Professors also like to see students during their office hours. Encourage your student to visit his/her professors and to get to know them as people, not just as faculty members. Wonderful friendships can develop from the casual visit to office hours, where student and faculty member discuss and share ideas and discover mutual interests.
A lot of the pressure and anxiety students feel about class are tied to what they think your expectations are (whether real or imagined). Students tend to be terribly afraid of disappointing their parents with “bad” grades, and are their own toughest critics. Help your students feel comfortable to discuss academics with you without fear of retribution. It may be that your student is doing all he/she can – studying, getting extra help, visiting office hours for their professors – and the best he/she can do is still a C. Let your student know that all you ask for is his or her very best effort, and that your love is unconditional. The reality is that in college, very few students can be a star at everything. It may help to share a story with your student about a subject you struggled in – or any struggle really, doesn’t have to be academic – and let him/her know you still got through the tough time and SO WILL THEY.
As the semester continues, and students have received grades on tests or papers, they become more comfortable with the pace of college level work and what is expected of them. For now, parents and families can help by listening and providing encouragement, reminding their student to do the best they can, to get any help they need, and be to be honest in all academic (and other) matters.

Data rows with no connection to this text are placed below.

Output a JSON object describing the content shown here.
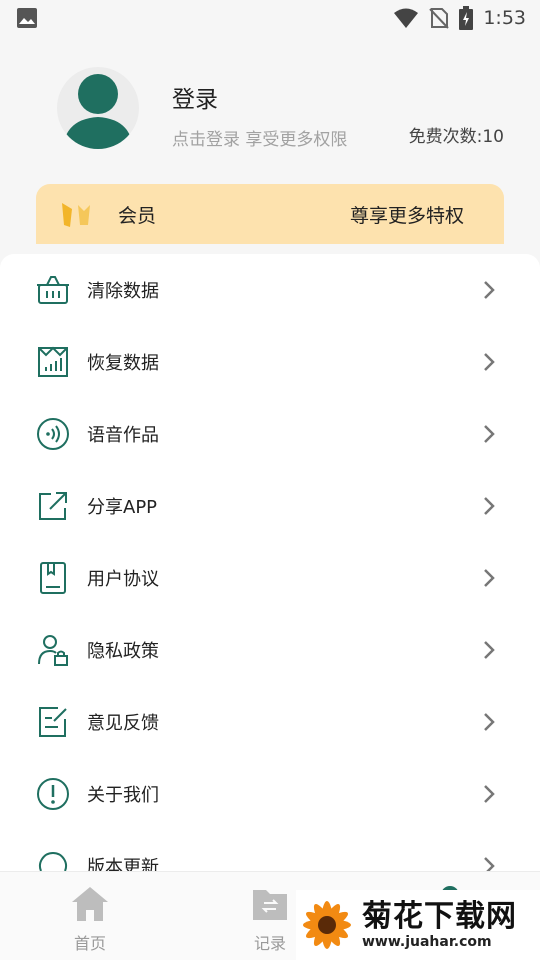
{
  "status_bar": {
    "time": "1:53",
    "icons": [
      "image-icon",
      "wifi-icon",
      "no-sim-icon",
      "battery-charging-icon"
    ]
  },
  "profile": {
    "title": "登录",
    "subtitle": "点击登录 享受更多权限",
    "free_count": "免费次数:10"
  },
  "vip": {
    "label": "会员",
    "right_text": "尊享更多特权"
  },
  "menu": {
    "items": [
      {
        "label": "清除数据",
        "icon": "basket-icon"
      },
      {
        "label": "恢复数据",
        "icon": "restore-chart-icon"
      },
      {
        "label": "语音作品",
        "icon": "audio-icon"
      },
      {
        "label": "分享APP",
        "icon": "share-icon"
      },
      {
        "label": "用户协议",
        "icon": "book-icon"
      },
      {
        "label": "隐私政策",
        "icon": "user-lock-icon"
      },
      {
        "label": "意见反馈",
        "icon": "feedback-icon"
      },
      {
        "label": "关于我们",
        "icon": "info-icon"
      },
      {
        "label": "版本更新",
        "icon": "update-icon"
      }
    ]
  },
  "bottom_nav": {
    "items": [
      {
        "label": "首页",
        "icon": "home-icon"
      },
      {
        "label": "记录",
        "icon": "record-folder-icon"
      }
    ]
  },
  "watermark": {
    "big": "菊花下载网",
    "small": "www.juahar.com"
  },
  "colors": {
    "accent": "#1f6f60",
    "vip_bg": "#fde2ae",
    "background": "#f6f6f6"
  }
}
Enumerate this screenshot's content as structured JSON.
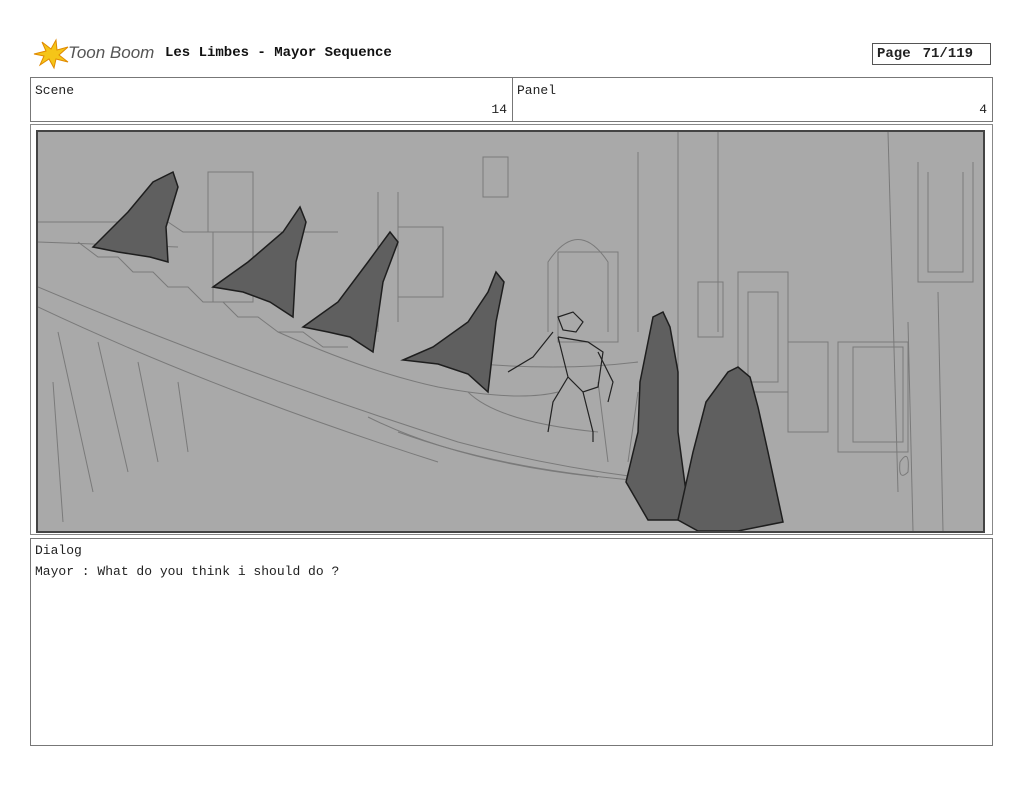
{
  "header": {
    "logo_text": "Toon Boom",
    "title": "Les Limbes - Mayor Sequence",
    "page_label": "Page",
    "page_number": "71/119"
  },
  "scene": {
    "label": "Scene",
    "value": "14"
  },
  "panel": {
    "label": "Panel",
    "value": "4"
  },
  "dialog": {
    "label": "Dialog",
    "text": "Mayor : What do you think i should do ?"
  },
  "colors": {
    "sketch_background": "#a9a9a9",
    "shadow_fill": "#5f5f5f",
    "logo_accent": "#f5c518"
  }
}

PS – You can help the University by reinforcing to your student that it is important to be vigilant about plagiarism and to respect the Honor Code. Professors deal in the world of ideas and theories – so to take someone else’s idea, theory, or quotation and use it as your own (without proper citation) is a very serious academic offense on any campus. Remind your student that even though it might seem that doing some late night research on Google and borrowing a few paragraphs is no big deal, it is a very big deal and one must always cite one’s work.
To contact the Office of Family Engagement, please visit our contact page.
One of the best ways parents/families can help their students is to let them solve their own problems. Use the Stop, Drop, and Roll method when your student contacts you with a problem. The flyer also lists contact information for serious concerns where family intervention might be appropriate.
Select slide shows from Orientation sessions are available online.